Key features of Equity-Linked Notes include:

1. **Structure:** ELNs are structured as bonds or notes, and they pay periodic interest like traditional fixed-income securities. However, the principal or final payout is linked to the performance of an underlying equity or market index.

2. **Underlying Asset:** The performance of ELNs is tied to an underlying asset, such as individual stocks, a stock index (e.g., S&P 500), a basket of stocks, or another financial instrument. The return on the ELN is determined by the price movement of the underlying asset.

3. **Coupon Payments:** ELNs typically pay periodic coupon or interest payments during the life of the note. The coupon rate may be fixed, floating, or determined by a formula based on the performance of the underlying asset.

4. **Principal Protection:** Some ELNs come with a level of principal protection, which means that the investor is guaranteed to receive at least a portion of their initial investment at maturity, even if the underlying asset performs poorly. The level of principal protection varies among different ELNs.

5. **Maturity Date:** ELNs have a specified maturity date at which the investor receives the final payout, which is based on the performance of the underlying asset. The maturity date is predetermined at the time of issuance.

6. **Participation Rate:** The participation rate determines how much of the positive performance of the underlying asset is passed on to the investor. It is expressed as a percentage, and a lower participation rate means that the investor captures a smaller percentage of the upside.

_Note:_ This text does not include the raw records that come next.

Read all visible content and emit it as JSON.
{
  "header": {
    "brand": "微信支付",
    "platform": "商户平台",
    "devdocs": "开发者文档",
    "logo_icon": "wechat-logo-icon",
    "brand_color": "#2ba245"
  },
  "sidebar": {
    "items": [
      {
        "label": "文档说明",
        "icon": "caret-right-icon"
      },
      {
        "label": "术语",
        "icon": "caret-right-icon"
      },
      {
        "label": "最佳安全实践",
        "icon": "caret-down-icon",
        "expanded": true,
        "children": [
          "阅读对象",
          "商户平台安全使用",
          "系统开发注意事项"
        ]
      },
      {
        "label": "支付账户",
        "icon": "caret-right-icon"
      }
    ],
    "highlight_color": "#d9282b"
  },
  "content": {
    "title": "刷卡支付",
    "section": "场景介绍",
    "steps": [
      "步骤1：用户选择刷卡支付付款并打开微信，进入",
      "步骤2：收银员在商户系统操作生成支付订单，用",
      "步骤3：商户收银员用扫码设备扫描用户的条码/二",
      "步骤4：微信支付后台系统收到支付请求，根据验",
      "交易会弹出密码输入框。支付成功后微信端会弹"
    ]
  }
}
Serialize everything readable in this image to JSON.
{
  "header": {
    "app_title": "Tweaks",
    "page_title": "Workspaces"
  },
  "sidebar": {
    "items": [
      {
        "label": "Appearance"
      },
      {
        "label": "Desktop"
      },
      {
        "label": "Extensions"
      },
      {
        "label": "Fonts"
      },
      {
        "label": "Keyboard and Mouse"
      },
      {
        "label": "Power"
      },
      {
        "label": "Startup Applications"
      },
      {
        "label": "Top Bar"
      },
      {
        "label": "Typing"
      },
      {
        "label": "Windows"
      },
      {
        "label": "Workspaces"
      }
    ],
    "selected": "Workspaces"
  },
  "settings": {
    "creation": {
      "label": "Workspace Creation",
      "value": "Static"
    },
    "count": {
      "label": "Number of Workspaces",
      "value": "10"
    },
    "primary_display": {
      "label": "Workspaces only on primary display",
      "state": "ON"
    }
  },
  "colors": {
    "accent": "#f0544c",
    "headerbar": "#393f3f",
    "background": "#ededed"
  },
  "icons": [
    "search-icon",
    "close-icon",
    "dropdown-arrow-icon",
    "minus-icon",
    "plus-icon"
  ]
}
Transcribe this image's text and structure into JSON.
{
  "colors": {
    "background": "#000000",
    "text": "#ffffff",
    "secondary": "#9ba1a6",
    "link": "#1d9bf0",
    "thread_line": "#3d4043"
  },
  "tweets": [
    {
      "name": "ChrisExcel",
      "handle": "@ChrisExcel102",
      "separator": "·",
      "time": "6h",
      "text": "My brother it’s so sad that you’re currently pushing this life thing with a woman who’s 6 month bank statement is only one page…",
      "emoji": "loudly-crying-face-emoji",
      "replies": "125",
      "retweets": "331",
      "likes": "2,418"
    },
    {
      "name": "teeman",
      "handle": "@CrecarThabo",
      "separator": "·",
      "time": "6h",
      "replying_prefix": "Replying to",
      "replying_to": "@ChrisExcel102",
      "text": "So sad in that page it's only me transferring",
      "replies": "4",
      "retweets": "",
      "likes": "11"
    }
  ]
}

7. **Risks:** ELNs carry certain risks, including market risk associated with the performance of the underlying asset. If the underlying asset performs poorly, the investor may not receive the full principal at maturity. Additionally, the level of principal protection may not cover the entire investment.

8. **Liquidity:** The liquidity of ELNs can vary, and investors may face challenges in selling or trading these instruments in the secondary market, especially if they are not actively traded.

Equity-Linked Notes are complex financial instruments, and investors should carefully consider the terms and risks associated with each specific ELN before investing. Due to their complexity, ELNs are often used by institutional investors and sophisticated individuals who are comfortable with the associated risks and complexities. It’s advisable for investors to seek advice from financial professionals before investing in ELNs.